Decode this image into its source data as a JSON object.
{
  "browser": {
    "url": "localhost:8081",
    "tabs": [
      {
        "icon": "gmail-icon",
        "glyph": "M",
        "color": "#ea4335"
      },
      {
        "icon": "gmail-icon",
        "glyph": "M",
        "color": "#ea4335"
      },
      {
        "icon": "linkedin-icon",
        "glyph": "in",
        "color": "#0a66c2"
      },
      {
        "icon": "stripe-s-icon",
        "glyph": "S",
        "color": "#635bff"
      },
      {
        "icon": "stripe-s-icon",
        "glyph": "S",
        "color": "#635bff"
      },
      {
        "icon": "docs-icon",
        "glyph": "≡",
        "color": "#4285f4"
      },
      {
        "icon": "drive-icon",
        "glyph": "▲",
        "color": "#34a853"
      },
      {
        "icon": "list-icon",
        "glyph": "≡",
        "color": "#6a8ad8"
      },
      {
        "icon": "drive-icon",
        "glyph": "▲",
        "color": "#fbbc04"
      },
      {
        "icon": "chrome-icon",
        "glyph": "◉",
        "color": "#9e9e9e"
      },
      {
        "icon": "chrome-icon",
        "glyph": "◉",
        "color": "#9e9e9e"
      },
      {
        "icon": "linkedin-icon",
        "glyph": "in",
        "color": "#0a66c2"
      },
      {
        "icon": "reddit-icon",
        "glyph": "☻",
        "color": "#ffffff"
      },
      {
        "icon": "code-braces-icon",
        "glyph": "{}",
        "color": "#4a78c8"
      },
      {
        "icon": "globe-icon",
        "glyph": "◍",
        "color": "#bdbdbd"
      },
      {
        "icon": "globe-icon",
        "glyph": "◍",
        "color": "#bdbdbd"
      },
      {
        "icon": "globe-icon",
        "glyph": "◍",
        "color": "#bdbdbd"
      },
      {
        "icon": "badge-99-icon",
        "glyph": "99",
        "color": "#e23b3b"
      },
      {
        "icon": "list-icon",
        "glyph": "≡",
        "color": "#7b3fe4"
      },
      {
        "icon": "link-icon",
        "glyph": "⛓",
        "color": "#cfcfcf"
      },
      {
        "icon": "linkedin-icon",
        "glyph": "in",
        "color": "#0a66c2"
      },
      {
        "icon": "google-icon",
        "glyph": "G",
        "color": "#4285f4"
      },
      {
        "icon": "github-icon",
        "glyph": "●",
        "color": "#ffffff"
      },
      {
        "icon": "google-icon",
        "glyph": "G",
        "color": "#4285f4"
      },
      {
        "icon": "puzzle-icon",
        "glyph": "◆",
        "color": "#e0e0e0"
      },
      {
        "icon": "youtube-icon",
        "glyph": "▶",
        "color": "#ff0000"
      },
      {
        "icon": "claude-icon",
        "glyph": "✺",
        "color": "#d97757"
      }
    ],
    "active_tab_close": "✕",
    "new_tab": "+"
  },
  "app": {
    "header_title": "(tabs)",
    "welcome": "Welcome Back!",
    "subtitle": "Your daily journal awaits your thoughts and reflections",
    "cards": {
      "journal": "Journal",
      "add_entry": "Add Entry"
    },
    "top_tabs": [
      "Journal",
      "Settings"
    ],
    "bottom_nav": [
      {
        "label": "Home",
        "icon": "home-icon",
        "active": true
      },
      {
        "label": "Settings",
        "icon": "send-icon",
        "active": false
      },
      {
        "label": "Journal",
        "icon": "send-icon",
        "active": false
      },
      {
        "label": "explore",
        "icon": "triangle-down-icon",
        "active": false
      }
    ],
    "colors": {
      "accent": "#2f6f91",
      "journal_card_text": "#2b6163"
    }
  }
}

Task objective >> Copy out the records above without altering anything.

Output for this exercise >>
Decode this image into its source data as a JSON object.
{
  "browser": {
    "url": "localhost:8081",
    "tabs": [
      {
        "icon": "gmail-icon",
        "glyph": "M",
        "color": "#ea4335"
      },
      {
        "icon": "gmail-icon",
        "glyph": "M",
        "color": "#ea4335"
      },
      {
        "icon": "linkedin-icon",
        "glyph": "in",
        "color": "#0a66c2"
      },
      {
        "icon": "stripe-s-icon",
        "glyph": "S",
        "color": "#635bff"
      },
      {
        "icon": "stripe-s-icon",
        "glyph": "S",
        "color": "#635bff"
      },
      {
        "icon": "docs-icon",
        "glyph": "≡",
        "color": "#4285f4"
      },
      {
        "icon": "drive-icon",
        "glyph": "▲",
        "color": "#34a853"
      },
      {
        "icon": "list-icon",
        "glyph": "≡",
        "color": "#6a8ad8"
      },
      {
        "icon": "drive-icon",
        "glyph": "▲",
        "color": "#fbbc04"
      },
      {
        "icon": "chrome-icon",
        "glyph": "◉",
        "color": "#9e9e9e"
      },
      {
        "icon": "chrome-icon",
        "glyph": "◉",
        "color": "#9e9e9e"
      },
      {
        "icon": "linkedin-icon",
        "glyph": "in",
        "color": "#0a66c2"
      },
      {
        "icon": "reddit-icon",
        "glyph": "☻",
        "color": "#ffffff"
      },
      {
        "icon": "code-braces-icon",
        "glyph": "{}",
        "color": "#4a78c8"
      },
      {
        "icon": "globe-icon",
        "glyph": "◍",
        "color": "#bdbdbd"
      },
      {
        "icon": "globe-icon",
        "glyph": "◍",
        "color": "#bdbdbd"
      },
      {
        "icon": "globe-icon",
        "glyph": "◍",
        "color": "#bdbdbd"
      },
      {
        "icon": "badge-99-icon",
        "glyph": "99",
        "color": "#e23b3b"
      },
      {
        "icon": "list-icon",
        "glyph": "≡",
        "color": "#7b3fe4"
      },
      {
        "icon": "link-icon",
        "glyph": "⛓",
        "color": "#cfcfcf"
      },
      {
        "icon": "linkedin-icon",
        "glyph": "in",
        "color": "#0a66c2"
      },
      {
        "icon": "google-icon",
        "glyph": "G",
        "color": "#4285f4"
      },
      {
        "icon": "github-icon",
        "glyph": "●",
        "color": "#ffffff"
      },
      {
        "icon": "google-icon",
        "glyph": "G",
        "color": "#4285f4"
      },
      {
        "icon": "puzzle-icon",
        "glyph": "◆",
        "color": "#e0e0e0"
      },
      {
        "icon": "youtube-icon",
        "glyph": "▶",
        "color": "#ff0000"
      },
      {
        "icon": "claude-icon",
        "glyph": "✺",
        "color": "#d97757"
      }
    ],
    "active_tab_close": "✕",
    "new_tab": "+"
  },
  "app": {
    "header_title": "(tabs)",
    "welcome": "Welcome Back!",
    "subtitle": "Your daily journal awaits your thoughts and reflections",
    "cards": {
      "journal": "Journal",
      "add_entry": "Add Entry"
    },
    "top_tabs": [
      "Journal",
      "Settings"
    ],
    "bottom_nav": [
      {
        "label": "Home",
        "icon": "home-icon",
        "active": true
      },
      {
        "label": "Settings",
        "icon": "send-icon",
        "active": false
      },
      {
        "label": "Journal",
        "icon": "send-icon",
        "active": false
      },
      {
        "label": "explore",
        "icon": "triangle-down-icon",
        "active": false
      }
    ],
    "colors": {
      "accent": "#2f6f91",
      "journal_card_text": "#2b6163"
    }
  }
}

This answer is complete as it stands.